On July 22, 2021, Manhattan’s historic social club, The Players, played host to a concert of opera and musical theatre selections, performed by mezzo-soprano Madison Marie McIntosh and pianist Keith Chambers.
The recital featured the premiere of songs from two new musicals by composer Jeff Shankley, “Brooklyn to Broadway,” and “Casanova.” A veteran of the stage and screen, Shankley has performed with the Royal Shakespeare Company, and has originated roles on Broadway in Andrew Lloyd Webber’s musicals “Cats” and “Starlight Express.”
Opening the concert was “Mister Snow” from Rodgers and Hammerstein’s “Carousel.” The jaunty rhythm and McIntosh’s humorous delivery made for a lighthearted start, with her phrases often tapering into a more affectionate quality. This was used to great effect with the shift on the line “but now that I love him…” which let her employ lush, sustaining tones. Carrie’s lines of imagining her married future saw delightful expression through McIntosh’s refined diction and energetic bearing, with the approach being comical yet still sincere.
Following this was “Una Voce Poco fa,” from Rossini’s “Barber of Seville.” This mezzo showcase saw McIntosh make use of her abundant vocal and dramatic technique, with no shortage of soaring high notes and flexible roulades among the contrasting sections, bolstered by her scheming expression and sassy poise. These qualities built to a highly-spirited conclusion. Her next operatic number was the “Seguidilla” from “Carmen.” Opening with a playful staccato touch in the accompaniment, McIntosh started her rendition with her arms behind her back, swaying in her captivity while she outlined the tempting imagery of passion. After building to a more exciting tempo, she indulged in a similar flare, shaping fine trills towards her close.

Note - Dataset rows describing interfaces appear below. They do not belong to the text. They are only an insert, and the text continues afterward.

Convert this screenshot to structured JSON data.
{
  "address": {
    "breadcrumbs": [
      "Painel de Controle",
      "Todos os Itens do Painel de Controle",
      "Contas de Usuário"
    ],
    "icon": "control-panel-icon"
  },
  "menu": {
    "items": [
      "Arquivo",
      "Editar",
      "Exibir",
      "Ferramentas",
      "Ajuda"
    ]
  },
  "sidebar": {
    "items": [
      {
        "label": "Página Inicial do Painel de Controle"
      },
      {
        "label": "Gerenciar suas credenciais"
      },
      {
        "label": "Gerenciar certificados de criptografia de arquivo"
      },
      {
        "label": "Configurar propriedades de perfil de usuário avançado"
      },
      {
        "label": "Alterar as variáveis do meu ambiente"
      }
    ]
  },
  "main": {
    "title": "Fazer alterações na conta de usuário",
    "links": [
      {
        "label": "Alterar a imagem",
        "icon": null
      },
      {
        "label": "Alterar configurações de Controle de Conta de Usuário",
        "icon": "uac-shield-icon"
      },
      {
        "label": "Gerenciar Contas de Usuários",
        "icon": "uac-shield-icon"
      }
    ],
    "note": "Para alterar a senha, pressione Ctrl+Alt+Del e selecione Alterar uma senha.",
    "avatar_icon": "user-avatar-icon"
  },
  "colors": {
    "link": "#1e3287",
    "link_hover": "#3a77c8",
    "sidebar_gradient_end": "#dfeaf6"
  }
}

Returning to musical theatre selections, McIntosh performed two new songs from Jeff Shankley’s developing musical “Brooklyn to Broadway.” These numbers used a pre-recorded track for accompaniment. The first saw her use a taken expression, among the sweeter musical atmosphere. McIntosh managed her registers deftly as the phrases took her from a spoken quality to a rich, operatic lyricism. The second number, “Midnight in Brooklyn,” bore a tranquil feeling marked with lightly reverberating figures. The observational lyrics were given by McIntosh with a distant, yet interested expression to match her diminuendos. She went on to gloss her numerous sights with sentiment that was contrasted by her final line “That’s a place I don’t know…” which bore a fascinated caress to emphasize her character’s new horizons.
One beloved selection came in the form of “Somewhere Over the Rainbow” from “The Wizard of Oz.” The opening leap and its unfolding measures retained a light and charming quality in McIntosh’s slightly-lower texture. While her elegant phrasing did not seem the sort to come from a Kansas farm-girl, her rendition did not lack for a sense of wonder as it crested to a lovely conclusion.
Closing the program were two selections from Shankley’s musical “Casanova.” The first of these, titled “A Secret Love” saw McIntosh outline the ideas and promises held by this theme, with her repetitions joined by the way she opened up her guarded bearing into one of romantic fervor and vulnerability. The second number, “For Just One Day,” explored the magic and change that can be brought about by love, with McIntosh’s tender delivery matched by descending melismatic runs.
The encore of the evening was “Zueignung,” by Richard Strauss. This classical number flowed with desperate affection, backed by rising chords, that let McIntosh and Chambers delight the audience with a truly powerful finish.
While only about an hour-long, the concert drew from a sparkling variety of new and familiar works, which McIntosh introduced and embodied with aplomb. Audiences can hear her next in the role of Beppe in Teatro Grattacielo’s upcoming production of Mascagni’s “L’amico Fritz.”